PRESS RELEASE: Chairman Chávez Blasts Anti-LGBTQ 'Conversion Therapy' & Sex Ed Bills in the House
FOR IMMEDIATE RELEASE
March 24, 2021
PHOENIX – Representative César Chávez, Chairman of the Arizona LGBTQ Legislative Caucus, spoke out against a pair of bills that moved through House committees today that target and will increase discrimination against the LGBTQ community if they become law.

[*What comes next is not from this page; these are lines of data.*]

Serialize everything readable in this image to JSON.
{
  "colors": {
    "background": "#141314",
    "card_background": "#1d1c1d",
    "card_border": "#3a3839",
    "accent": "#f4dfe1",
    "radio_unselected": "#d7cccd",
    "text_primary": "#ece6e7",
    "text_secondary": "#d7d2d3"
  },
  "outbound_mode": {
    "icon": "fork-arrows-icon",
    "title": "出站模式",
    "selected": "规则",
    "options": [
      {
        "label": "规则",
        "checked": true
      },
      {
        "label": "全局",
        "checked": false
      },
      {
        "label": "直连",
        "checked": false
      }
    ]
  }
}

Senate Bill 1456 sponsored by Sen. Nancy Barto, which passed along party lines today in the House Judiciary Committee, would require parents of students to opt-in to sex education curriculum and any instruction involving gender identity, gender expression or sexuality. Then a strike-everything amendment to Sen. Vince Leach's Senate Bill 1269 by House Criminal Justice Reform Committee Chairman Walt Blackman reignited a stalled effort to prevent Arizona communities from banning harmful and discredited "conversion therapy" for those who identify as LGBTQ. Blackman's amendment – which passed on party lines -- called for a wide-ranging prohibition on state regulation of health profession, but Chávez and LGBTQ members of the public who testified said the bill was really aimed at clearing the way for harmful and unethical "conversion" therapists.

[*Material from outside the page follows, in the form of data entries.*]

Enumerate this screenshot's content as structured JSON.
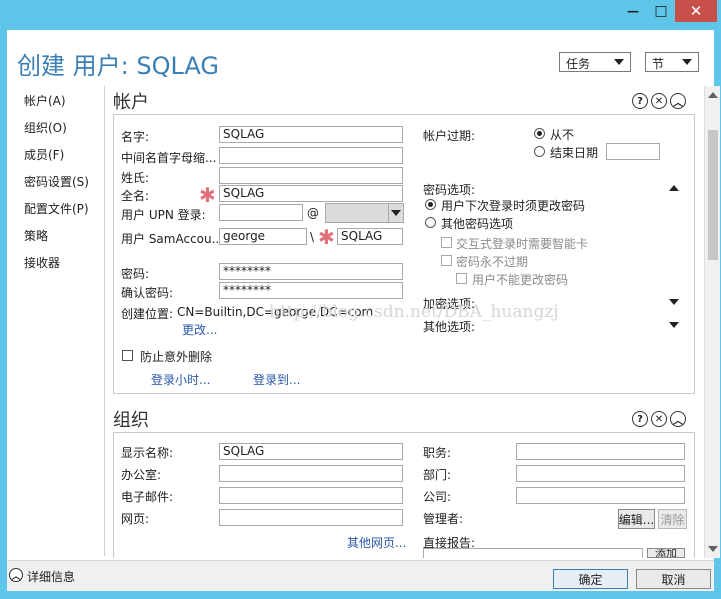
{
  "window": {
    "minimize_glyph": "—",
    "maximize_glyph": "□",
    "close_glyph": "✕"
  },
  "header": {
    "title": "创建 用户: SQLAG",
    "tasks_label": "任务",
    "sections_label": "节"
  },
  "nav": {
    "items": [
      "帐户(A)",
      "组织(O)",
      "成员(F)",
      "密码设置(S)",
      "配置文件(P)",
      "策略",
      "接收器"
    ]
  },
  "account": {
    "heading": "帐户",
    "first_name_label": "名字:",
    "first_name_value": "SQLAG",
    "initials_label": "中间名首字母缩...",
    "initials_value": "",
    "last_name_label": "姓氏:",
    "last_name_value": "",
    "full_name_label": "全名:",
    "full_name_value": "SQLAG",
    "upn_label": "用户 UPN 登录:",
    "upn_value": "",
    "at_sign": "@",
    "sam_label": "用户 SamAccou...",
    "sam_domain_value": "george",
    "backslash": "\\",
    "sam_name_value": "SQLAG",
    "password_label": "密码:",
    "password_value": "********",
    "confirm_label": "确认密码:",
    "confirm_value": "********",
    "location_label": "创建位置:",
    "location_value": "CN=Builtin,DC=george,DC=com",
    "change_link": "更改...",
    "protect_label": "防止意外删除",
    "logon_hours_link": "登录小时...",
    "logon_to_link": "登录到...",
    "expiry_label": "帐户过期:",
    "never_label": "从不",
    "end_date_label": "结束日期",
    "end_date_value": "",
    "pwd_options_label": "密码选项:",
    "must_change_label": "用户下次登录时须更改密码",
    "other_options_label": "其他密码选项",
    "smartcard_label": "交互式登录时需要智能卡",
    "never_expire_label": "密码永不过期",
    "cannot_change_label": "用户不能更改密码",
    "encryption_label": "加密选项:",
    "other_label": "其他选项:"
  },
  "org": {
    "heading": "组织",
    "display_name_label": "显示名称:",
    "display_name_value": "SQLAG",
    "office_label": "办公室:",
    "office_value": "",
    "email_label": "电子邮件:",
    "email_value": "",
    "webpage_label": "网页:",
    "webpage_value": "",
    "more_pages_link": "其他网页...",
    "job_title_label": "职务:",
    "job_title_value": "",
    "department_label": "部门:",
    "department_value": "",
    "company_label": "公司:",
    "company_value": "",
    "manager_label": "管理者:",
    "edit_button": "编辑...",
    "clear_button": "清除",
    "direct_reports_label": "直接报告:",
    "add_button": "添加"
  },
  "footer": {
    "details_label": "详细信息",
    "ok_button": "确定",
    "cancel_button": "取消"
  },
  "watermark": "http://blog.csdn.net/DBA_huangzj",
  "colors": {
    "titlebar": "#5ec6e8",
    "title_text": "#3a7fb6",
    "link": "#2a58a8",
    "required_star": "#e0707a",
    "close_button": "#c7504a"
  }
}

"In 2019 the Arizona Legislature took a big step into the 21st Century when Democrats and Republicans in the House voted 55-9 to repeal Arizona's discriminatory 'No Promo Homo' law that demeaned and dismissed LGBTQ youth in our schools for decades," said Chávez, D-Phoenix. "Today some of those same members put that progress into reverse. With Senate Bill 1456, instead of working on legislation to accept and promote empathy towards a population, we are confronted with legislation that does nothing more than discriminate and assumes that a certain population is taboo or immoral. It is appalling that my identification and who I am would be deemed immoral. And finally, sexual orientation is not a choice. Conversion therapy is dangerous, widely discredited and only harms youth or anyone who is subjected to it. Using a strike-everything amendment to try and hamstring any regulatory control over a practice that is a proven danger to the public is reprehensible."